People who don’t exercise tend to have a myriad of excuses to cover fears and assumptions which can prevent them from making fitness a regular part of their daily lives. While lack of time is at the top of the excuse list for many, one does not have to commit to hours on end every day at the gym to achieve exercise associated benefits. To maintain good health, the general recommendation is to exercise all major muscle groups with resistance training 2 times per week, and 20 minutes of cardio-vascular training 3 times per week.
In reality, learning what to do for exercise according to your goals actually presents the biggest roadblock for most people, but keep in mind that anything you do is better than nothing at all. Changes in your body and weight loss success will happen when you commit to regular exercise and gradual lifestyle changes.
The first step is to make your mind up to exercise, but be mentally prepared to ask your body to do just a little more than it is accustomed to each time you workout. If weight loss is your goal, it is best to optimize your efforts by eating a sensible diet.

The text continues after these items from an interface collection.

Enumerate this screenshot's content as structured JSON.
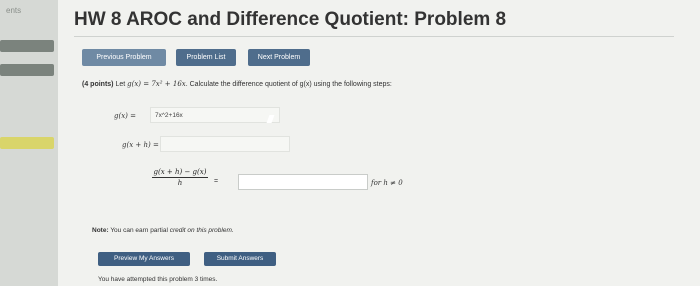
{
  "sidebar": {
    "top_text": "ents"
  },
  "header": {
    "title": "HW 8 AROC and Difference Quotient: Problem 8"
  },
  "nav": {
    "previous_label": "Previous Problem",
    "list_label": "Problem List",
    "next_label": "Next Problem"
  },
  "problem": {
    "points": "(4 points)",
    "statement_prefix": "Let",
    "function_def": "g(x) = 7x² + 16x",
    "statement_suffix": ". Calculate the difference quotient of g(x) using the following steps:"
  },
  "steps": {
    "gx_label": "g(x) =",
    "gx_value": "7x^2+16x",
    "gxh_label": "g(x + h) =",
    "dq_numerator": "g(x + h) − g(x)",
    "dq_denominator": "h",
    "equals": "=",
    "condition": "for h ≠ 0"
  },
  "note": {
    "label": "Note:",
    "text_normal": "You can earn partial",
    "text_italic": "credit on this problem."
  },
  "actions": {
    "preview_label": "Preview My Answers",
    "submit_label": "Submit Answers"
  },
  "footer": {
    "attempts": "You have attempted this problem 3 times."
  }
}
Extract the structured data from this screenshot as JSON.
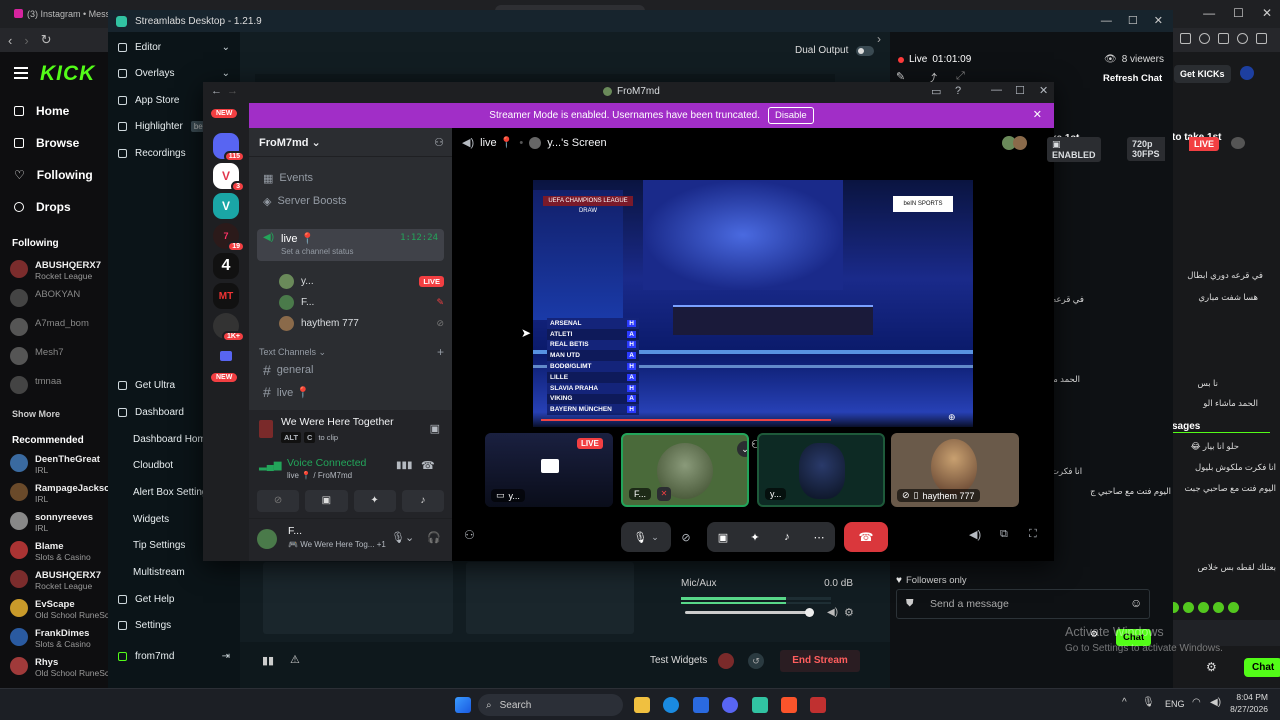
{
  "browser": {
    "tabs": [
      "(3) Instagram • Messages",
      "",
      "",
      ""
    ],
    "address": ""
  },
  "kick": {
    "logo": "KICK",
    "nav": [
      "Home",
      "Browse",
      "Following",
      "Drops"
    ],
    "following_header": "Following",
    "following": [
      {
        "name": "ABUSHQERX7",
        "category": "Rocket League",
        "color": "#7b2c2c"
      },
      {
        "name": "ABOKYAN",
        "category": "",
        "color": "#444"
      },
      {
        "name": "A7mad_bom",
        "category": "",
        "color": "#555"
      },
      {
        "name": "Mesh7",
        "category": "",
        "color": "#555"
      },
      {
        "name": "tmnaa",
        "category": "",
        "color": "#444"
      }
    ],
    "show_more": "Show More",
    "recommended_header": "Recommended",
    "recommended": [
      {
        "name": "DeenTheGreat",
        "category": "IRL",
        "color": "#3a6aa0"
      },
      {
        "name": "RampageJackson",
        "category": "IRL",
        "color": "#6a4a2a"
      },
      {
        "name": "sonnyreeves",
        "category": "IRL",
        "color": "#888"
      },
      {
        "name": "Blame",
        "category": "Slots & Casino",
        "color": "#a33"
      },
      {
        "name": "ABUSHQERX7",
        "category": "Rocket League",
        "color": "#7b2c2c"
      },
      {
        "name": "EvScape",
        "category": "Old School RuneScape",
        "color": "#c99a2a"
      },
      {
        "name": "FrankDimes",
        "category": "Slots & Casino",
        "color": "#2a5aa0"
      },
      {
        "name": "Rhys",
        "category": "Old School RuneScape",
        "color": "#a03a3a"
      }
    ],
    "get_kicks": "Get KICKs",
    "right_chat": {
      "take_1st": "to take 1st",
      "lines": [
        "في قرعه دوري ابطال",
        "هسا شفت مباري",
        "نا بس",
        "الحمد ماشاء الو",
        "اليوم فتت مع صاحبي جبت",
        "انا فكرت ملكوش بليول",
        "بعتلك لقطه بس خلاص"
      ],
      "messages_label": "sages",
      "chat_btn": "Chat"
    }
  },
  "streamlabs": {
    "title": "Streamlabs Desktop - 1.21.9",
    "sidebar_top": [
      {
        "label": "Editor",
        "icon": "editor-icon",
        "chev": true
      },
      {
        "label": "Overlays",
        "icon": "overlays-icon",
        "chev": true
      },
      {
        "label": "App Store",
        "icon": "store-icon",
        "chev": false
      },
      {
        "label": "Highlighter",
        "icon": "highlighter-icon",
        "chev": false
      },
      {
        "label": "Recordings",
        "icon": "recordings-icon",
        "chev": false
      }
    ],
    "highlighter_badge": "beta",
    "sidebar_bottom": [
      {
        "label": "Get Ultra",
        "icon": "ultra-icon",
        "sub": false
      },
      {
        "label": "Dashboard",
        "icon": "dashboard-icon",
        "sub": false
      },
      {
        "label": "Dashboard Home",
        "icon": "",
        "sub": true
      },
      {
        "label": "Cloudbot",
        "icon": "",
        "sub": true
      },
      {
        "label": "Alert Box Settings",
        "icon": "",
        "sub": true
      },
      {
        "label": "Widgets",
        "icon": "",
        "sub": true
      },
      {
        "label": "Tip Settings",
        "icon": "",
        "sub": true
      },
      {
        "label": "Multistream",
        "icon": "",
        "sub": true
      },
      {
        "label": "Get Help",
        "icon": "help-icon",
        "sub": false
      },
      {
        "label": "Settings",
        "icon": "settings-icon",
        "sub": false
      },
      {
        "label": "from7md",
        "icon": "kick-icon",
        "sub": false
      }
    ],
    "dual_output": "Dual Output",
    "mixer": {
      "label": "Mic/Aux",
      "value": "0.0 dB"
    },
    "test_widgets": "Test Widgets",
    "end_stream": "End Stream",
    "live": {
      "status": "Live",
      "time": "01:01:09",
      "viewers": "8 viewers",
      "refresh": "Refresh Chat"
    },
    "chat": {
      "header_partial": "ke 1st",
      "followers_only": "Followers only",
      "placeholder": "Send a message",
      "chat_btn": "Chat",
      "lines": [
        "في قرعه",
        "خر",
        "لا بس ع",
        "الحمد ماشاء الو",
        "انا فكرت",
        "اليوم فتت مع صاحبي ج",
        "بعتلك"
      ]
    },
    "activate": {
      "line1": "Activate Windows",
      "line2": "Go to Settings to activate Windows."
    }
  },
  "discord": {
    "title": "FroM7md",
    "banner": {
      "text": "Streamer Mode is enabled. Usernames have been truncated.",
      "button": "Disable"
    },
    "guild_badges": [
      "NEW",
      "115",
      "3",
      "19",
      "1K+",
      "NEW"
    ],
    "server_name": "FroM7md",
    "nav": [
      "Events",
      "Server Boosts"
    ],
    "voice_channel": {
      "name": "live 📍",
      "time": "1:12:24",
      "status": "Set a channel status"
    },
    "voice_users": [
      {
        "name": "y...",
        "live": "LIVE",
        "color": "#6a8a5a"
      },
      {
        "name": "F...",
        "live": "",
        "color": "#4a7a4a"
      },
      {
        "name": "haythem 777",
        "live": "",
        "color": "#8a6a4a"
      }
    ],
    "text_channels_header": "Text Channels",
    "text_channels": [
      "general",
      "live 📍"
    ],
    "activity": {
      "title": "We Were Here Together",
      "k1": "ALT",
      "k2": "C",
      "tail": "to clip"
    },
    "voice_connected": {
      "title": "Voice Connected",
      "sub": "live 📍 / FroM7md"
    },
    "user": {
      "name": "F...",
      "status": "We Were Here Tog...",
      "extra": "+1"
    },
    "stage": {
      "channel": "live 📍",
      "screen": "y...'s Screen",
      "enabled": "ENABLED",
      "quality": "720p 30FPS",
      "live": "LIVE"
    },
    "draw": {
      "header": "UEFA CHAMPIONS LEAGUE DRAW",
      "teams": [
        "ARSENAL",
        "ATLETI",
        "REAL BETIS",
        "MAN UTD",
        "BODØ/GLIMT",
        "LILLE",
        "SLAVIA PRAHA",
        "VIKING",
        "BAYERN MÜNCHEN"
      ],
      "ha": [
        "H",
        "A",
        "H",
        "A",
        "H",
        "A",
        "H",
        "A",
        "H"
      ]
    },
    "tiles": [
      {
        "label": "y...",
        "live": "LIVE"
      },
      {
        "label": "F...",
        "live": ""
      },
      {
        "label": "y...",
        "live": ""
      },
      {
        "label": "haythem 777",
        "live": ""
      }
    ]
  },
  "taskbar": {
    "search": "Search",
    "lang": "ENG",
    "time": "8:04 PM",
    "date": "8/27/2026"
  }
}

The bottom line when it comes to losing weight is that calories consumed must be less than calories expended in order to eliminate stored body fat.

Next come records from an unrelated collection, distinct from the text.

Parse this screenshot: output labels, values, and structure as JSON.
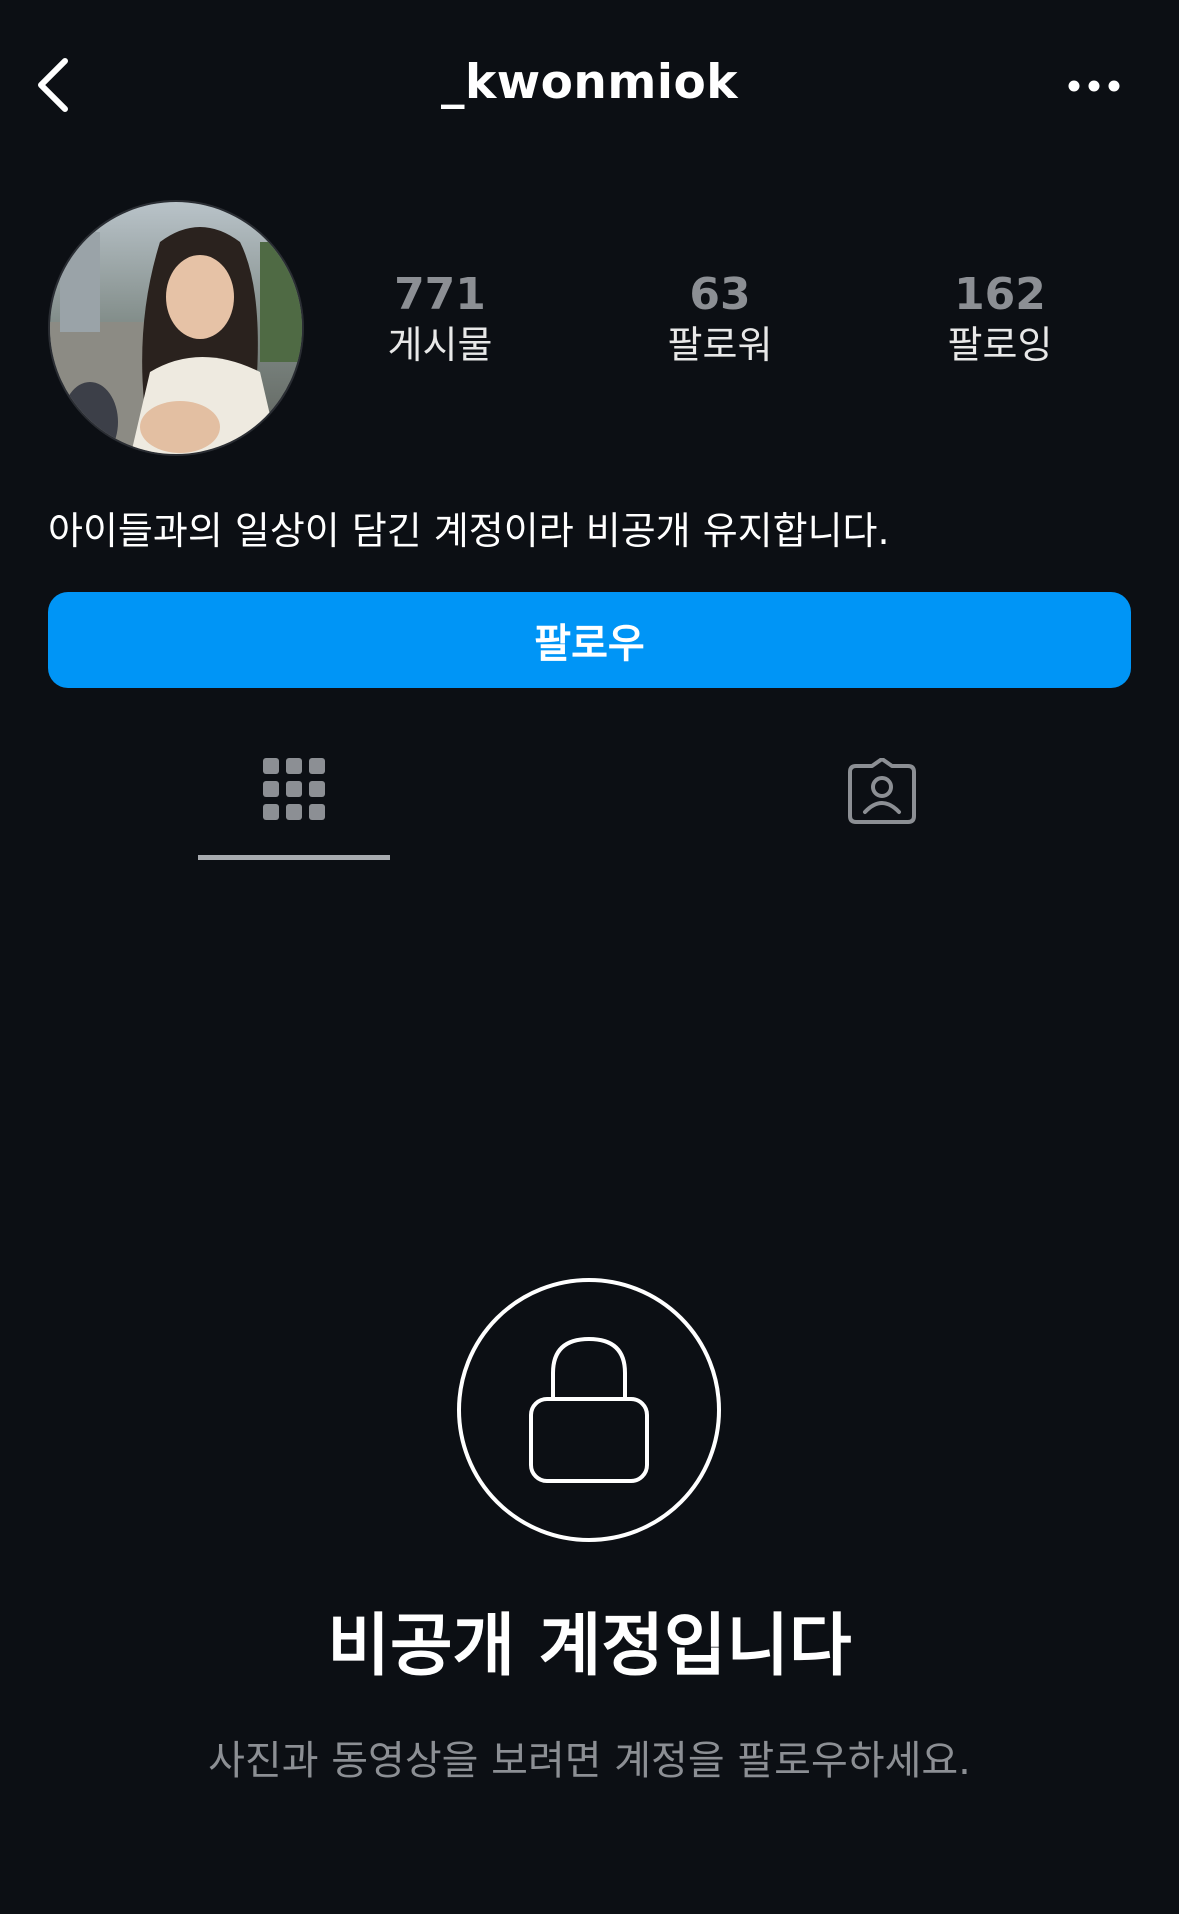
{
  "header": {
    "username": "_kwonmiok",
    "back_icon": "chevron-left-icon",
    "more_icon": "more-horizontal-icon"
  },
  "profile": {
    "avatar": "profile-photo",
    "stats": [
      {
        "count": "771",
        "label": "게시물"
      },
      {
        "count": "63",
        "label": "팔로워"
      },
      {
        "count": "162",
        "label": "팔로잉"
      }
    ],
    "bio": "아이들과의 일상이 담긴 계정이라 비공개 유지합니다."
  },
  "follow_button": {
    "label": "팔로우",
    "color": "#0095f6"
  },
  "tabs": [
    {
      "icon": "grid-icon",
      "active": true
    },
    {
      "icon": "tagged-user-icon",
      "active": false
    }
  ],
  "private_notice": {
    "icon": "lock-icon",
    "title": "비공개 계정입니다",
    "subtitle": "사진과 동영상을 보려면 계정을 팔로우하세요."
  },
  "colors": {
    "background": "#0c0f14",
    "text": "#ffffff",
    "muted": "#8c8f94",
    "accent": "#0095f6"
  }
}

For long term sedentary people, men and women over 40, or any one with a history of health problems or injuries, it is important to allay any fears by first obtaining clearance from your health care provider to ensure that there are no risks in starting an exercise program.
Once the okay has been given, the next step is the important one, but perhaps the hardest to take – starting an exercise program. If you are self motivated, exercising on your own is certainly an option. But for many, it means getting up the nerve to open the door to a fitness facility for the very first time.

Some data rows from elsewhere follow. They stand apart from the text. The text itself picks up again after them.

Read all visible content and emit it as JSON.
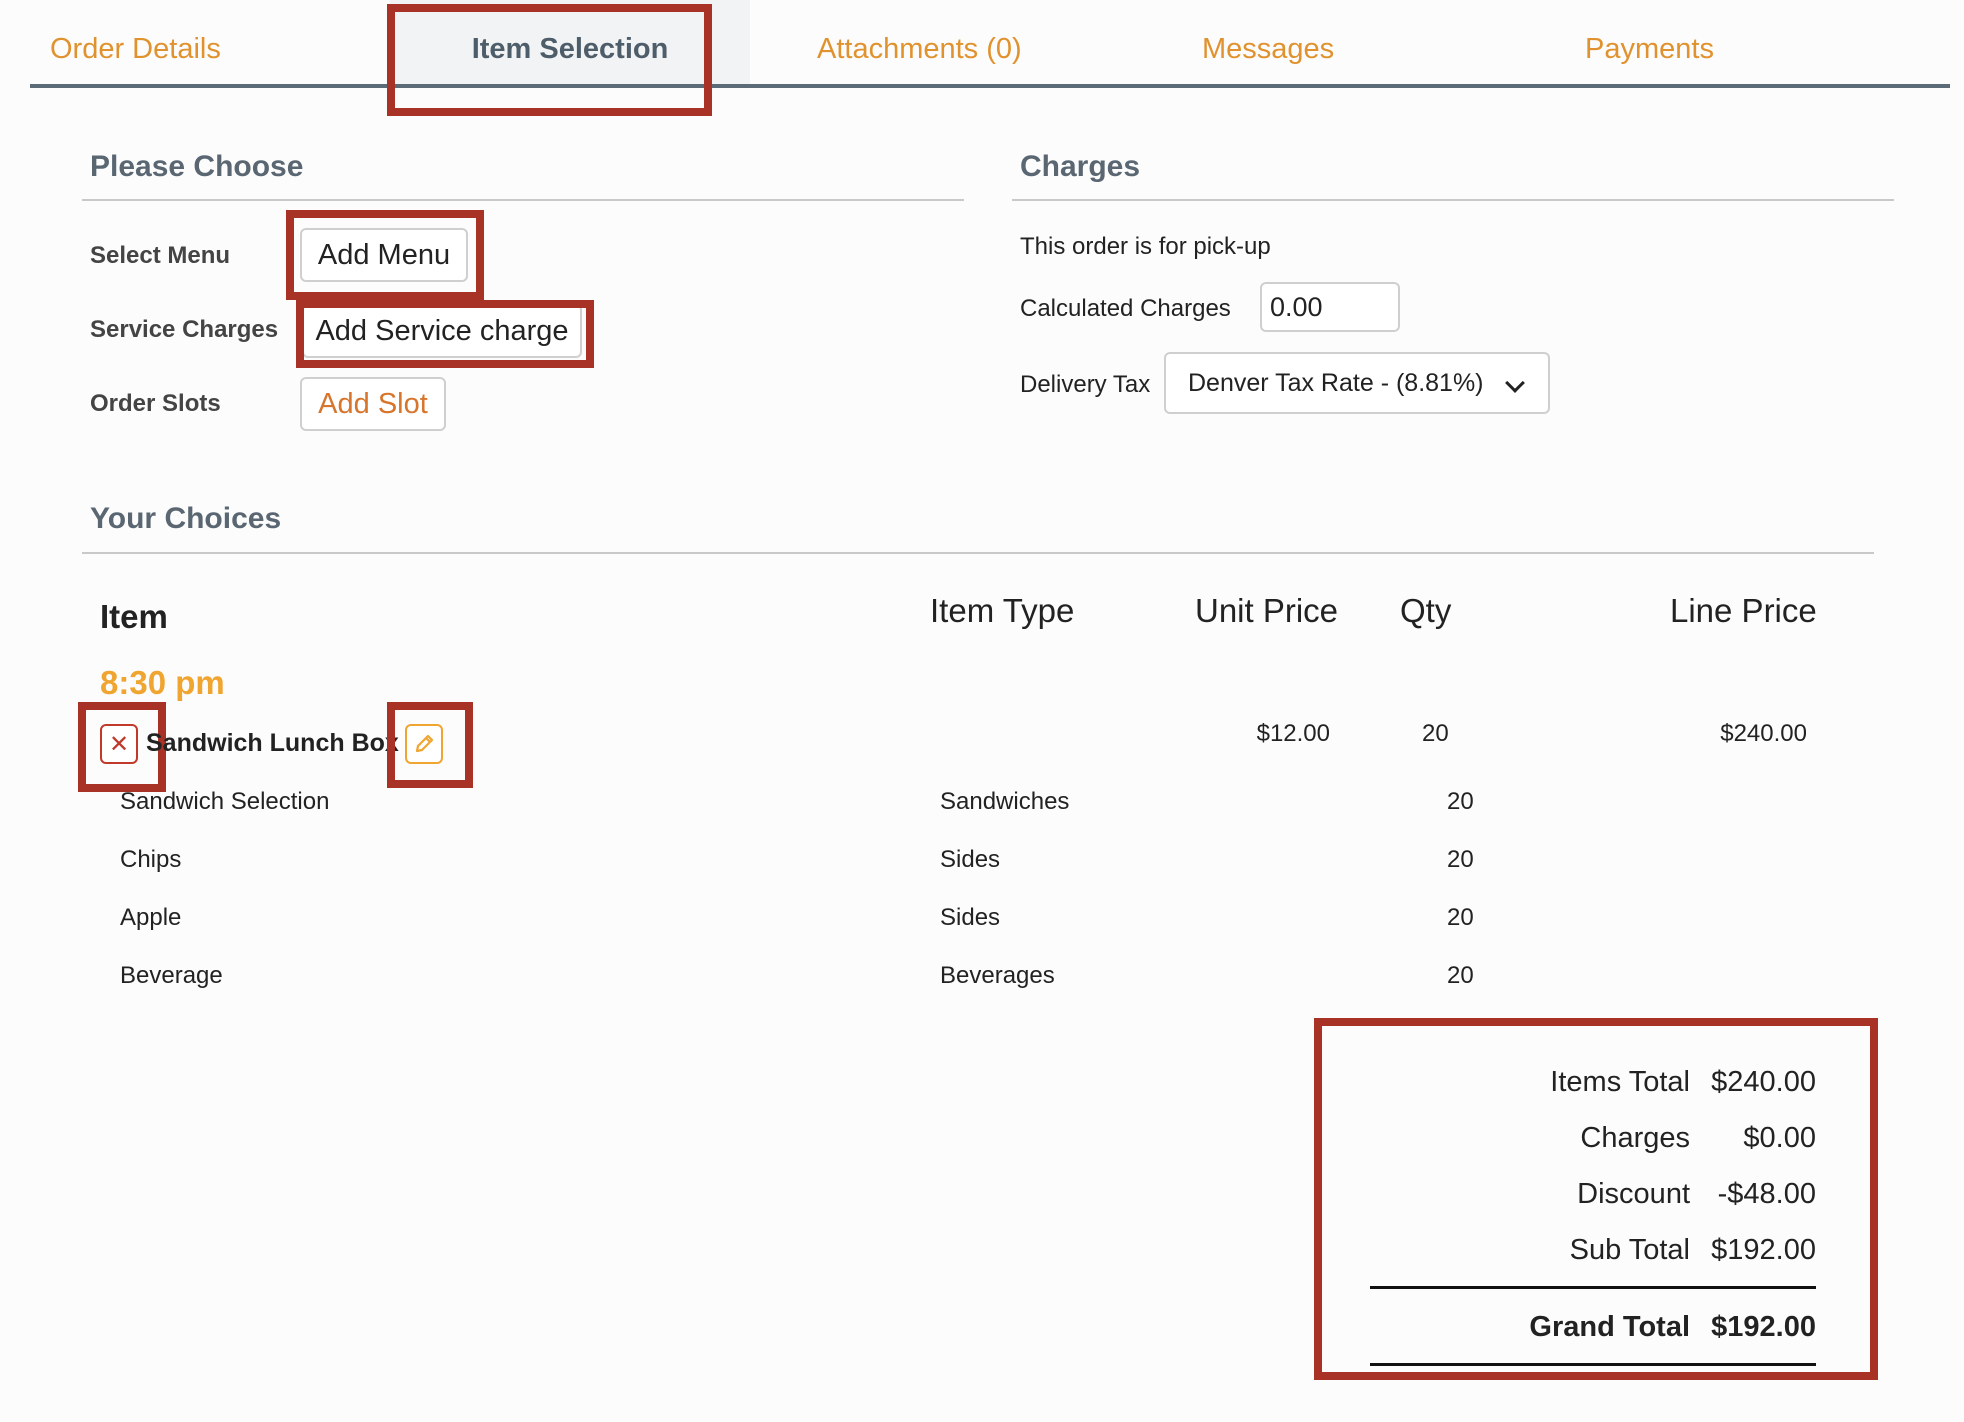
{
  "tabs": [
    {
      "label": "Order Details"
    },
    {
      "label": "Item Selection"
    },
    {
      "label": "Attachments (0)"
    },
    {
      "label": "Messages"
    },
    {
      "label": "Payments"
    }
  ],
  "please_choose": {
    "title": "Please Choose",
    "select_menu_label": "Select Menu",
    "add_menu_button": "Add Menu",
    "service_charges_label": "Service Charges",
    "add_service_charge_button": "Add Service charge",
    "order_slots_label": "Order Slots",
    "add_slot_button": "Add Slot"
  },
  "charges": {
    "title": "Charges",
    "pickup_note": "This order is for pick-up",
    "calculated_label": "Calculated Charges",
    "calculated_value": "0.00",
    "delivery_tax_label": "Delivery Tax",
    "delivery_tax_selected": "Denver Tax Rate - (8.81%)"
  },
  "choices": {
    "title": "Your Choices",
    "headers": {
      "item": "Item",
      "item_type": "Item Type",
      "unit_price": "Unit Price",
      "qty": "Qty",
      "line_price": "Line Price"
    },
    "time_slot": "8:30 pm",
    "main_item": {
      "name": "Sandwich Lunch Box",
      "unit_price": "$12.00",
      "qty": "20",
      "line_price": "$240.00"
    },
    "sub_items": [
      {
        "name": "Sandwich Selection",
        "type": "Sandwiches",
        "qty": "20"
      },
      {
        "name": "Chips",
        "type": "Sides",
        "qty": "20"
      },
      {
        "name": "Apple",
        "type": "Sides",
        "qty": "20"
      },
      {
        "name": "Beverage",
        "type": "Beverages",
        "qty": "20"
      }
    ]
  },
  "totals": {
    "items_total_label": "Items Total",
    "items_total": "$240.00",
    "charges_label": "Charges",
    "charges": "$0.00",
    "discount_label": "Discount",
    "discount": "-$48.00",
    "sub_total_label": "Sub Total",
    "sub_total": "$192.00",
    "grand_total_label": "Grand Total",
    "grand_total": "$192.00"
  },
  "colors": {
    "accent": "#e0922e",
    "highlight": "#a93226",
    "tab_underline": "#5c6b78"
  },
  "icons": {
    "delete": "close-icon",
    "edit": "pencil-icon"
  }
}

Non-exercisers often assume that they have to be somewhat fit to join a fitness facility and they have a fear that people will judge them harshly if they are overweight or don’t know exactly what they are doing. But the first truth is that you are just as likely to subject yourself to judgments when you stand in line with a loaded grocery cart at the supermarket. The second truth is that everyone – even the fittest of the fit – has experienced a moment of insecurity when contemplating trying something new.
Put aside any assumptions that people who work out at fitness centers are simply there to stare, gawk or judge you by the way you look or any lack of knowledge. Know that you are just as entitled to be there as anyone else. The third truth is that most people who frequent fitness centers have their own personal fitness success story to tell. They are simply ahead of you in the game, but they know exactly how you feel.
The fourth truth is that fitness centers are filled with individuals who are willing to help you find your way. Take the opportunity to meet other people. Not only can you learn from others, but it can give you an important sense of belonging. When you make a connection with someone who can empathize and support you in your efforts, you will be more likely to adhere to your regular workouts.
Learning how to exercise according to your goals and to safely use fitness equipment is the most significant challenge. If a lack of knowledge keeps you from venturing into a facility filled with strange looking machines and equipment, you need only to ask for assistance in getting started. If fitness is a totally new concept for you, seeking direction from a personal trainer in developing a workout plan suited to your specific needs can put you on the fast track to success.